The mineral side of soil: sand, silt, and clay
The mineral part of soil is composed of varying amounts of sand, silt, and clay. Their characteristics have a big influence on soil behavior and management needs.
• Of the 3 kinds of mineral particles, sand is the largest in size; about 50 sand particles laid side by side would equal 1 centimeter (125 per inch).
• Sand is mainly quartz (silicon dioxide) and contains few plant nutrients.
• Moderate amounts improve soil drainage, aeration, and filth (workability).
• It consists mainly of ground up sand particles (quartz), which are often coated with clay.
• It contains few nutrients in itself except those that might be in the clay coating.
• Silt particles are too small to help improve drainage and aeration.
Clay particles are the smallest of the 3 (about 4000 of them laid side by side would equal 1 cm). Farmers know that clay has a big influence on soil behavior. High clay content usually makes for harder plowing, more compaction, and poorer drainage, but it does assure good water-holding capacity. Aside from this, clays have 3 other important features:
• Source of plant nutrients: Unlike sand and silt, clays are aluminum-silicate minerals that also have varying amounts of plant nutrients such as potassium, calcium, magnesium, and iron, etc. A good part of a soil's native fertility can come from its clay portion.
• Clays have a negative charge: This makes them act like tiny magnets to attract and hold those plant nutrients that have a positive (+) charge like potassium (K+), calcium (Ca++), magnesium (Mg++), and the ammonium form of nitrogen (NH.+). This helps greatly to keep these nutrients from being carried downward beyond the root zone by rainfall or irrigation. (The term leaching is used to describe this type of loss.)
• Tremendous surface area: Each clay particle is really a laminated structure consisting of tiny plates. This lattice arrangement plus small particle size gives clays an amazing amount of surface area for attracting and holding positively-charged nutrients. In fact, one cubic centimeter of clay particles contains about 1-3 square meters of surface area.
All Clay isn't the Same
There are several different types of clay, and most soils contain at least two. Understanding some basics about clay types will help you interpret the soils in your work area. It's important to understand the difference between temperate clays and tropical clays and why both types are found in the tropics.
• Temperate clays: These are 2:1 silicate clays such as montmorillinite and illite that dominate the clay portion of most temperate zone soils but may also be found in the tropics. The 2:1 figure refers to the ratio of silicate to aluminum plates in a clay particle's laminated structure. Soils with a good amount of these temperate clays are very sticky and plastic when wet; some kinds such as montmorillinite shrink and swell readily, forming large cracks upon drying out.
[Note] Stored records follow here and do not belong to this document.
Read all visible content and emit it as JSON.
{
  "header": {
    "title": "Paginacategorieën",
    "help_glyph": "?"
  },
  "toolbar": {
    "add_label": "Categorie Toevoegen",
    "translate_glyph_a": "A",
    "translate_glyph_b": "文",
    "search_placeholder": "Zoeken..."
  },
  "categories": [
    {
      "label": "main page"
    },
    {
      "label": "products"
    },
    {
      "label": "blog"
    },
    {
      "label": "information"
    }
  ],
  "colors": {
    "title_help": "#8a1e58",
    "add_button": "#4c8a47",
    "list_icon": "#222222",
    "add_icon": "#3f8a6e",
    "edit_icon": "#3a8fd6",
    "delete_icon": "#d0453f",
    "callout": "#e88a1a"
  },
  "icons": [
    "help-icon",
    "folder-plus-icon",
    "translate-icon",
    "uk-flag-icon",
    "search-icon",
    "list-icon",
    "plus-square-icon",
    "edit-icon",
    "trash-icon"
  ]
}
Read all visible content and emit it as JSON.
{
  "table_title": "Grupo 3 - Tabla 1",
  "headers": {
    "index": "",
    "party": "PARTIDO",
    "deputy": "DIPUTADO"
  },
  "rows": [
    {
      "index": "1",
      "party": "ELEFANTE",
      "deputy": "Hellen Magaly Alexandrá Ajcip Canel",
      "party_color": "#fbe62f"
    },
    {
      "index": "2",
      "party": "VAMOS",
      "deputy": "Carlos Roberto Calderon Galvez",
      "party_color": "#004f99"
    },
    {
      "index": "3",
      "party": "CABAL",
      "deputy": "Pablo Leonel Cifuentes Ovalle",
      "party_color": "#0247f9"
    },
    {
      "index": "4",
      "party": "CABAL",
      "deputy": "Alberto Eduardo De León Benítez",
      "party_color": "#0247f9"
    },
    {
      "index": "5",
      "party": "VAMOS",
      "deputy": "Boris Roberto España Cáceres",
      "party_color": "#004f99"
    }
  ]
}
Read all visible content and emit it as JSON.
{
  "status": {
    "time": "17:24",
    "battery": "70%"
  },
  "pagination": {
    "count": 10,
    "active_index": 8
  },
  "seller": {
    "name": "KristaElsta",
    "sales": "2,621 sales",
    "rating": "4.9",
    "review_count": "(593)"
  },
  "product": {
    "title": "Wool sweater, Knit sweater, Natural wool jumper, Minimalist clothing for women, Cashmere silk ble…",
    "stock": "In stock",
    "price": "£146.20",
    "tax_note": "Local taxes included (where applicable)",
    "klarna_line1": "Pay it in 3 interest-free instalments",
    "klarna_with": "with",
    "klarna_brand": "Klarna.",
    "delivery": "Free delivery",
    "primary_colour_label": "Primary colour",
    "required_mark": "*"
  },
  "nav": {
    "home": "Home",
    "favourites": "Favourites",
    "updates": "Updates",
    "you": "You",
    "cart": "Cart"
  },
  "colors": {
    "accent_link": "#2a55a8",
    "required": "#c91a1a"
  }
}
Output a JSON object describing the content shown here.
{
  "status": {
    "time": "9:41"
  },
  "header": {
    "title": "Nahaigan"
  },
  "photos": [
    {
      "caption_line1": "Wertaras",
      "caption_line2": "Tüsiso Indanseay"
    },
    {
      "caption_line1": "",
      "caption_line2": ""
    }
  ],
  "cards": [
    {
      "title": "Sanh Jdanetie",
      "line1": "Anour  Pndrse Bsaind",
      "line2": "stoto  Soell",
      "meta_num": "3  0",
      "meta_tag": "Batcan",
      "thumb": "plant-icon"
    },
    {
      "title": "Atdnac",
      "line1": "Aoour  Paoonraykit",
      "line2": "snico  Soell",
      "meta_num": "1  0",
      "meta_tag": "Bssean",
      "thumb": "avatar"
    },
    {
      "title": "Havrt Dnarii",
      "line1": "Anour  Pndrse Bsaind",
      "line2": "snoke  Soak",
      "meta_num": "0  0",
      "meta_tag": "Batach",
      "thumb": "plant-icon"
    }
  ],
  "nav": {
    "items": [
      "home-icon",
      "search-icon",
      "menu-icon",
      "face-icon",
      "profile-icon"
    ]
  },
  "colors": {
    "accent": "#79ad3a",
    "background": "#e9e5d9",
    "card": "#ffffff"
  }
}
They also have a relatively high negative charge (good for holding positively-charged nutrients>.
• Tropical clays: These are 1:1 silicate clays, such as kaolinite, and hydrous oxide clays of iron and aluminum that often make up most of the clay portion of old, well drained soils in the tropics and subtropics, mainly in areas with at least 6 months of rainfall. These clays have lost lots of silicate due to centuries of weathering and leaching. Unlike the 2:1 clays, these "tropical" clays are much less sticky and plastic and are easier to work with, even when clay content is high. However, they usually have much less negative charge and lower natural fertility than temperate clays. Soils whose clay portion is largely "tropical" can usually be identified by their red or yellow colors.